    :thumb: :cool: :cool: :thumb:
    How did you make it?
  8. brakie

    brakie Active Member

    Jim,I wish I could have gotten my trees to look that good.My tree making was so bad I gave up and buy ready made trees from Woodland Scenics..Great job. :thumb:
  9. sumpter250

    sumpter250 multiscale modelbuilder

    :thumb: :thumb:
  10. jim currie

    jim currie Active Member

    welding cable and acrilic paint they are not too hard to make. will try to get a how to put togather Andrew. ;)
  11. Will_annand

    Will_annand Active Member

    very nice Jim.
    I too would love a "how to" on dead trees, all the magazines articles I have seen are on creating live trees.
  12. Russ Bellinis

    Russ Bellinis Active Member

    How is the bark detail on the trunk? The detail kind of disappears in the photos. If you need a little more "body" to make bark detail than the paint gives, you might try a bit of Sculptimold on the lower extremities of the trunks.
  13. jim currie

    jim currie Active Member

    Russ my diga cam is not good at close ups but the bark texture is there i use Liquitex texture gel its a clear acrilic medium with marble dust mixed in you can tint it with Liquitex tube colors.
  14. Chessie6459

    Chessie6459 Gauge Oldtimer

    Jim the trees look Great.:thumb: :thumb: :thumb:
  15. Tyson Rayles

    Tyson Rayles Active Member

    Very nice Jim!
  16. Russ Bellinis

    Russ Bellinis Active Member

    Great! Those trees look great, and you've answered the only question I had about them. Here is a tip for anyone who may not have access to welding cable. You can get "florist's wire" cheap from a craft store. Cut 6-12 pieces an inch or so longer than the height you want your finished trees to stand and twist the wire together to make your trunk. Then as you go up, bend a few strands out of the bundle and twist them together to make your branches. The more wires you start with the bigger around the trunk will be at the bottom. For those in the South who want to do Cypress trees in the swamp or lakes, use the same technique, but start your trunk about 1" from the bottom, and then make your roots the same way you would make branches by twisting together the 1" end pieces two or three strands at a time.
  17. MasonJar

    MasonJar It's not rocket surgery


    Russ mentions up to about a dozen strands of wire, but your trees seem to have many more branch ends than that... but without a huge bulk at the base.
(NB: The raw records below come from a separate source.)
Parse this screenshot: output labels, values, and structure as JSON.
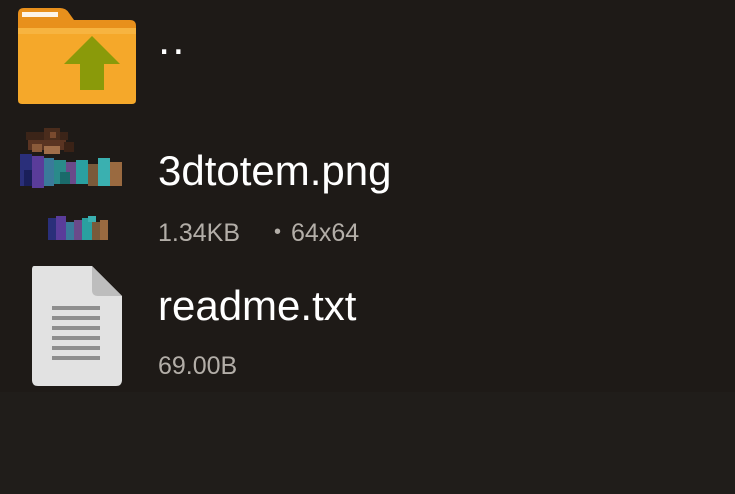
{
  "files": [
    {
      "name": "..",
      "icon": "folder-up-icon",
      "kind": "parent"
    },
    {
      "name": "3dtotem.png",
      "icon": "image-thumbnail",
      "size": "1.34KB",
      "separator": "•",
      "dimensions": "64x64"
    },
    {
      "name": "readme.txt",
      "icon": "document-icon",
      "size": "69.00B"
    }
  ],
  "colors": {
    "background": "#1e1a17",
    "empty_area": "#201d1a",
    "name_text": "#ffffff",
    "meta_text": "#b3aea8",
    "folder": "#f5a82a",
    "folder_arrow": "#8a9a0a"
  }
}
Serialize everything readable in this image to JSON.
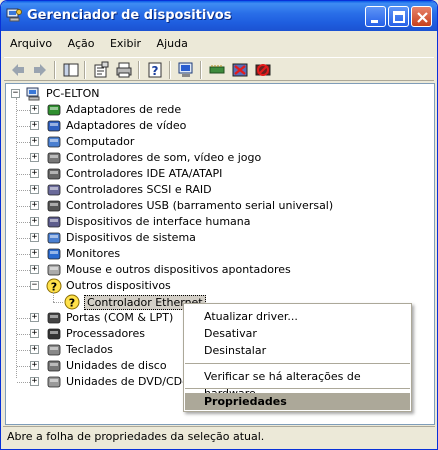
{
  "window": {
    "title": "Gerenciador de dispositivos"
  },
  "menubar": {
    "items": [
      "Arquivo",
      "Ação",
      "Exibir",
      "Ajuda"
    ]
  },
  "toolbar": {
    "icons": [
      "back-arrow-icon",
      "forward-arrow-icon",
      "show-hide-tree-icon",
      "properties-icon",
      "print-icon",
      "help-icon",
      "scan-hardware-icon",
      "update-driver-icon",
      "uninstall-icon",
      "disable-icon"
    ]
  },
  "tree": {
    "root": "PC-ELTON",
    "categories": [
      "Adaptadores de rede",
      "Adaptadores de vídeo",
      "Computador",
      "Controladores de som, vídeo e jogo",
      "Controladores IDE ATA/ATAPI",
      "Controladores SCSI e RAID",
      "Controladores USB (barramento serial universal)",
      "Dispositivos de interface humana",
      "Dispositivos de sistema",
      "Monitores",
      "Mouse e outros dispositivos apontadores",
      "Outros dispositivos",
      "Portas (COM & LPT)",
      "Processadores",
      "Teclados",
      "Unidades de disco",
      "Unidades de DVD/CD-ROM"
    ],
    "expanded_child": "Controlador Ethernet"
  },
  "context_menu": {
    "items": [
      "Atualizar driver...",
      "Desativar",
      "Desinstalar",
      "Verificar se há alterações de hardware",
      "Propriedades"
    ],
    "highlighted": "Propriedades"
  },
  "statusbar": {
    "text": "Abre a folha de propriedades da seleção atual."
  },
  "colors": {
    "titlebar": "#2a6fe8",
    "window_bg": "#ece9d8",
    "highlight": "#aca899",
    "tree_bg": "#ffffff"
  }
}
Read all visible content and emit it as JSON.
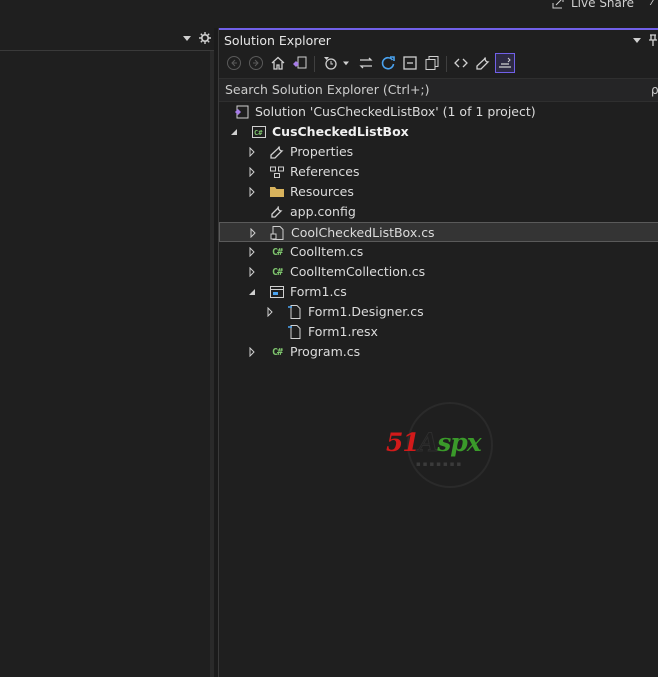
{
  "top": {
    "live_share_label": "Live Share"
  },
  "solution_explorer": {
    "title": "Solution Explorer",
    "search_placeholder": "Search Solution Explorer (Ctrl+;)",
    "toolbar_icons": [
      "back-icon",
      "forward-icon",
      "home-icon",
      "switch-views-icon",
      "pending-changes-filter-icon",
      "dropdown-icon",
      "sync-active-document-icon",
      "refresh-icon",
      "collapse-all-icon",
      "show-all-files-icon",
      "view-code-icon",
      "properties-icon",
      "preview-selected-items-icon"
    ],
    "tree": [
      {
        "label": "Solution 'CusCheckedListBox' (1 of 1 project)",
        "icon": "solution-icon",
        "expander": "none",
        "level": 0,
        "bold": false,
        "selected": false
      },
      {
        "label": "CusCheckedListBox",
        "icon": "csharp-project-icon",
        "expander": "expanded",
        "level": 0,
        "bold": true,
        "selected": false
      },
      {
        "label": "Properties",
        "icon": "wrench-icon",
        "expander": "collapsed",
        "level": 1,
        "bold": false,
        "selected": false
      },
      {
        "label": "References",
        "icon": "references-icon",
        "expander": "collapsed",
        "level": 1,
        "bold": false,
        "selected": false
      },
      {
        "label": "Resources",
        "icon": "folder-icon",
        "expander": "collapsed",
        "level": 1,
        "bold": false,
        "selected": false
      },
      {
        "label": "app.config",
        "icon": "config-file-icon",
        "expander": "none",
        "level": 1,
        "bold": false,
        "selected": false
      },
      {
        "label": "CoolCheckedListBox.cs",
        "icon": "component-file-icon",
        "expander": "collapsed",
        "level": 1,
        "bold": false,
        "selected": true
      },
      {
        "label": "CoolItem.cs",
        "icon": "csharp-file-icon",
        "expander": "collapsed",
        "level": 1,
        "bold": false,
        "selected": false
      },
      {
        "label": "CoolItemCollection.cs",
        "icon": "csharp-file-icon",
        "expander": "collapsed",
        "level": 1,
        "bold": false,
        "selected": false
      },
      {
        "label": "Form1.cs",
        "icon": "form-icon",
        "expander": "expanded",
        "level": 1,
        "bold": false,
        "selected": false
      },
      {
        "label": "Form1.Designer.cs",
        "icon": "designer-file-icon",
        "expander": "collapsed",
        "level": 2,
        "bold": false,
        "selected": false
      },
      {
        "label": "Form1.resx",
        "icon": "resx-file-icon",
        "expander": "none",
        "level": 2,
        "bold": false,
        "selected": false
      },
      {
        "label": "Program.cs",
        "icon": "csharp-file-icon",
        "expander": "collapsed",
        "level": 1,
        "bold": false,
        "selected": false
      }
    ]
  },
  "watermark": {
    "brand_part1": "51",
    "brand_part2": "A",
    "brand_part3": "spx"
  },
  "colors": {
    "accent": "#7160e8",
    "csharp": "#7ec46d",
    "background": "#1f1f1f",
    "selected_row": "#343434"
  }
}
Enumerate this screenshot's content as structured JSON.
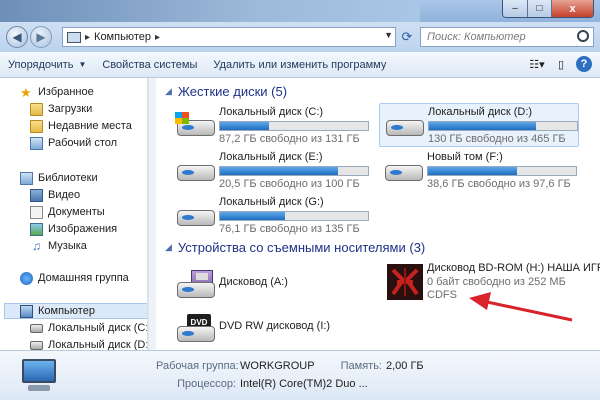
{
  "window": {
    "minimize": "–",
    "maximize": "□",
    "close": "x"
  },
  "address": {
    "path_item": "Компьютер",
    "search_placeholder": "Поиск: Компьютер"
  },
  "toolbar": {
    "organize": "Упорядочить",
    "system_properties": "Свойства системы",
    "uninstall": "Удалить или изменить программу"
  },
  "nav": {
    "favorites": "Избранное",
    "downloads": "Загрузки",
    "recent": "Недавние места",
    "desktop": "Рабочий стол",
    "libraries": "Библиотеки",
    "video": "Видео",
    "documents": "Документы",
    "images": "Изображения",
    "music": "Музыка",
    "homegroup": "Домашняя группа",
    "computer": "Компьютер",
    "disk_c": "Локальный диск (C:)",
    "disk_d": "Локальный диск (D:)"
  },
  "groups": {
    "hard_disks": "Жесткие диски (5)",
    "removable": "Устройства со съемными носителями (3)"
  },
  "drives": [
    {
      "name": "Локальный диск (C:)",
      "free": "87,2 ГБ свободно из 131 ГБ",
      "used_fraction": 0.33
    },
    {
      "name": "Локальный диск (D:)",
      "free": "130 ГБ свободно из 465 ГБ",
      "used_fraction": 0.72
    },
    {
      "name": "Локальный диск (E:)",
      "free": "20,5 ГБ свободно из 100 ГБ",
      "used_fraction": 0.8
    },
    {
      "name": "Новый том (F:)",
      "free": "38,6 ГБ свободно из 97,6 ГБ",
      "used_fraction": 0.6
    },
    {
      "name": "Локальный диск (G:)",
      "free": "76,1 ГБ свободно из 135 ГБ",
      "used_fraction": 0.44
    }
  ],
  "removable": {
    "floppy": "Дисковод (A:)",
    "dvd": "DVD RW дисковод (I:)",
    "bd_name": "Дисковод BD-ROM (H:) НАША ИГРА",
    "bd_free": "0 байт свободно из 252 МБ",
    "bd_fs": "CDFS",
    "dvd_badge": "DVD"
  },
  "details": {
    "workgroup_label": "Рабочая группа:",
    "workgroup_value": "WORKGROUP",
    "memory_label": "Память:",
    "memory_value": "2,00 ГБ",
    "cpu_label": "Процессор:",
    "cpu_value": "Intel(R) Core(TM)2 Duo ..."
  }
}
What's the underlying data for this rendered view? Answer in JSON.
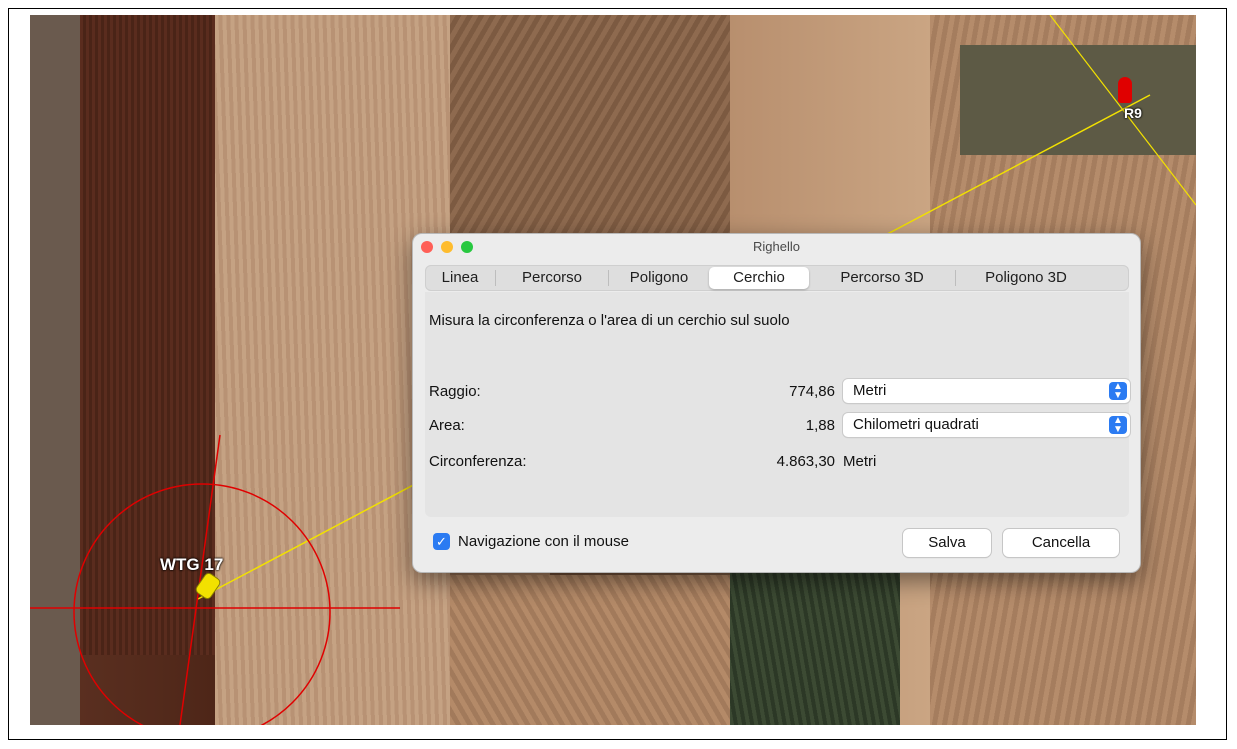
{
  "window": {
    "title": "Righello"
  },
  "tabs": [
    {
      "label": "Linea"
    },
    {
      "label": "Percorso"
    },
    {
      "label": "Poligono"
    },
    {
      "label": "Cerchio",
      "active": true
    },
    {
      "label": "Percorso 3D"
    },
    {
      "label": "Poligono 3D"
    }
  ],
  "description": "Misura la circonferenza o l'area di un cerchio sul suolo",
  "measurements": {
    "radius": {
      "label": "Raggio:",
      "value": "774,86",
      "unit": "Metri"
    },
    "area": {
      "label": "Area:",
      "value": "1,88",
      "unit": "Chilometri quadrati"
    },
    "circumference": {
      "label": "Circonferenza:",
      "value": "4.863,30",
      "unit": "Metri"
    }
  },
  "footer": {
    "mouse_nav_label": "Navigazione con il mouse",
    "mouse_nav_checked": true,
    "save_label": "Salva",
    "cancel_label": "Cancella"
  },
  "map": {
    "placemark_label": "WTG 17",
    "person_label": "R9"
  },
  "colors": {
    "accent": "#2b7bf2",
    "measure_line": "#f2e100",
    "circle": "#e00000",
    "close": "#ff5f57",
    "minimize": "#febc2e",
    "maximize": "#28c840"
  }
}
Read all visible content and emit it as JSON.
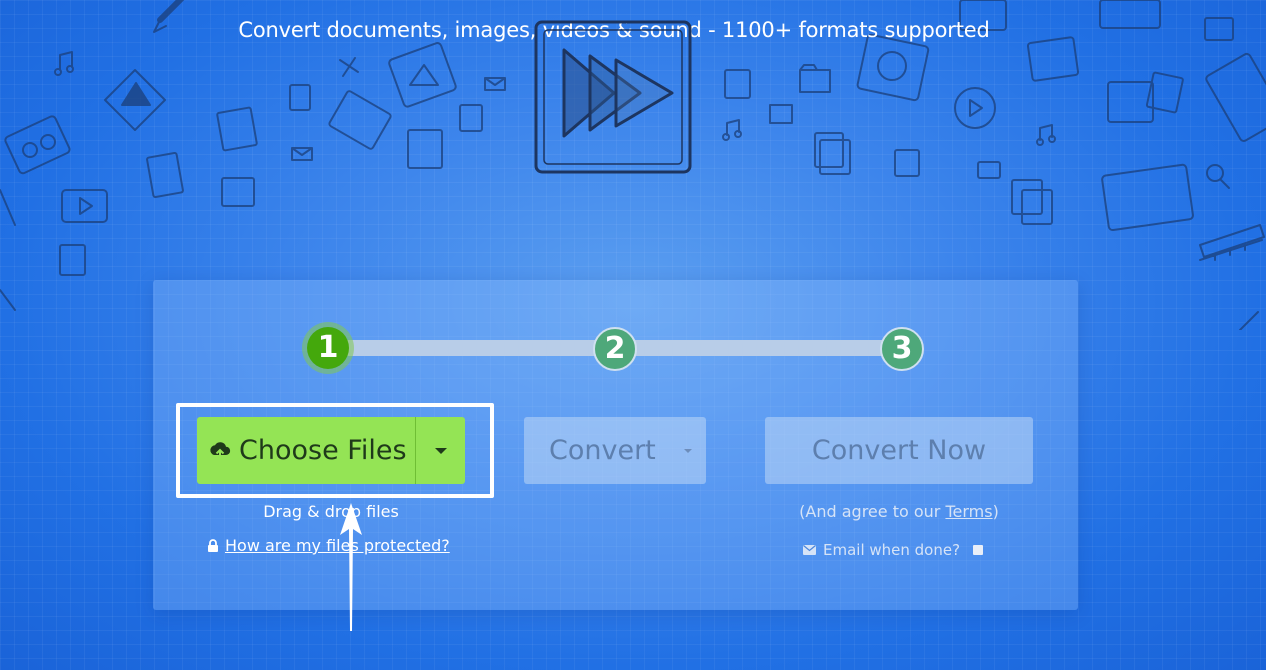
{
  "header": {
    "tagline": "Convert documents, images, videos & sound - 1100+ formats supported"
  },
  "steps": [
    "1",
    "2",
    "3"
  ],
  "actions": {
    "choose_files_label": "Choose Files",
    "convert_label": "Convert",
    "convert_now_label": "Convert Now"
  },
  "hints": {
    "drag_drop": "Drag & drop files",
    "protected_link": "How are my files protected?",
    "agree_prefix": "(And agree to our ",
    "terms_link": "Terms",
    "agree_suffix": ")",
    "email_label": "Email when done?"
  },
  "icons": {
    "upload": "cloud-upload-icon",
    "lock": "lock-icon",
    "mail": "envelope-icon",
    "logo": "fast-forward-logo"
  },
  "colors": {
    "background": "#2170e4",
    "choose_button": "#94e455",
    "step_active": "#44a80c",
    "step_inactive": "#4ea87a"
  }
}
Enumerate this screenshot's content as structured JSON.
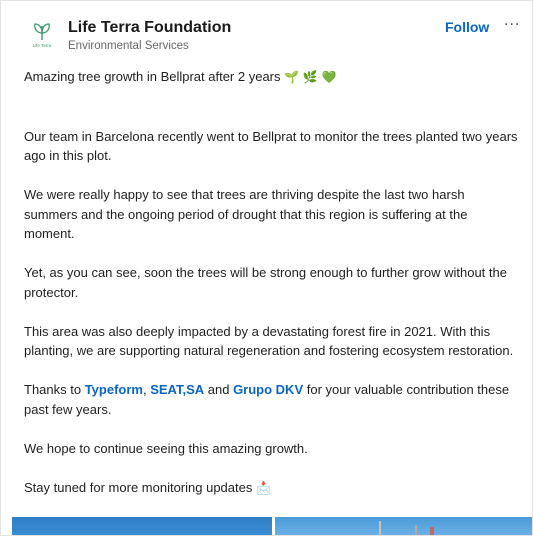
{
  "org": {
    "name": "Life Terra Foundation",
    "subtitle": "Environmental Services",
    "logo_text": "Life Terra",
    "logo_icon": "leaf-logo-icon"
  },
  "actions": {
    "follow_label": "Follow",
    "more_label": "···"
  },
  "post": {
    "headline": "Amazing tree growth in Bellprat after 2 years",
    "headline_emojis": "🌱 🌿 💚",
    "paragraphs": [
      "Our team in Barcelona recently went to Bellprat to monitor the trees planted two years ago in this plot.",
      "We were really happy to see that trees are thriving despite the last two harsh summers and the ongoing period of drought that this region is suffering at the moment.",
      "Yet, as you can see, soon the trees will be strong enough to further grow without the protector.",
      "This area was also deeply impacted by a devastating forest fire in 2021. With this planting, we are supporting natural regeneration and fostering ecosystem restoration."
    ],
    "thanks": {
      "prefix": "Thanks to ",
      "mention1": "Typeform",
      "sep1": ", ",
      "mention2": "SEAT,SA",
      "sep2": " and ",
      "mention3": "Grupo DKV",
      "suffix": " for your valuable contribution these past few years."
    },
    "hope": "We hope to continue seeing this amazing growth.",
    "stay_tuned": "Stay tuned for more monitoring updates",
    "stay_tuned_emoji": "📩"
  },
  "colors": {
    "accent": "#0a66c2",
    "logo_green": "#3a9a6b"
  }
}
What is the secret?

    Anxiously awaiting your "how to" thread ;) :D

  18. Russ Bellinis

    Russ Bellinis Active Member

    I think it is because he used welding cable which is made up of many very fine copper wires. The problem is that I'm not sure how small a quantity of welding cable you can buy at your local welding supply store. If you can buy a few feet of welding cable, then that would be the best thing to use. If you need to buy the cables in 25 foot lengths, that could get expensive. For anyone who isn't familier with welding cable, the individual wires are probably 1/2 the diameter of the individual wires used in automotive battery cable.
  19. jim currie

    jim currie Active Member

    Russ the florest wire is a good tip the diametre of welding strands is .010 battery cable is .025 diameter varies slightely from different makers.the welding cable i'm using i got because some one cooked the jacket with a cutting torch one place you might look is a salvage yard or check at a local welding shop to see if they have damaged cable that they would sell at a cheep price(the reason i say buy is because there is a salvage value to it) two foot of 4/0 cable will make a slug of tree's.
  20. RailRon

    RailRon Active Member

    This is a tree I made just like Russ suggested. I don't remember how many strands I used, but it must have been about a dozen. Florist wire is a very soft iron wire. Here you get it 'natural' (bare iron wire) or green (plastic covered). I prefer the bare wire, since after forming the tree you can solder the twisted strands together. This way it won't fall apart later by untwisting itself.

    When I had finished the wire skeleton I smeared some spackle compount over the trunk and the thicker branches, then I painted the whole thing a brownisch grey.

    For the foliage I worked some dark brown tinted lichen into the tree crown, then added some Woodland Scenic coarse turf.


    Attached Files:

Share This Page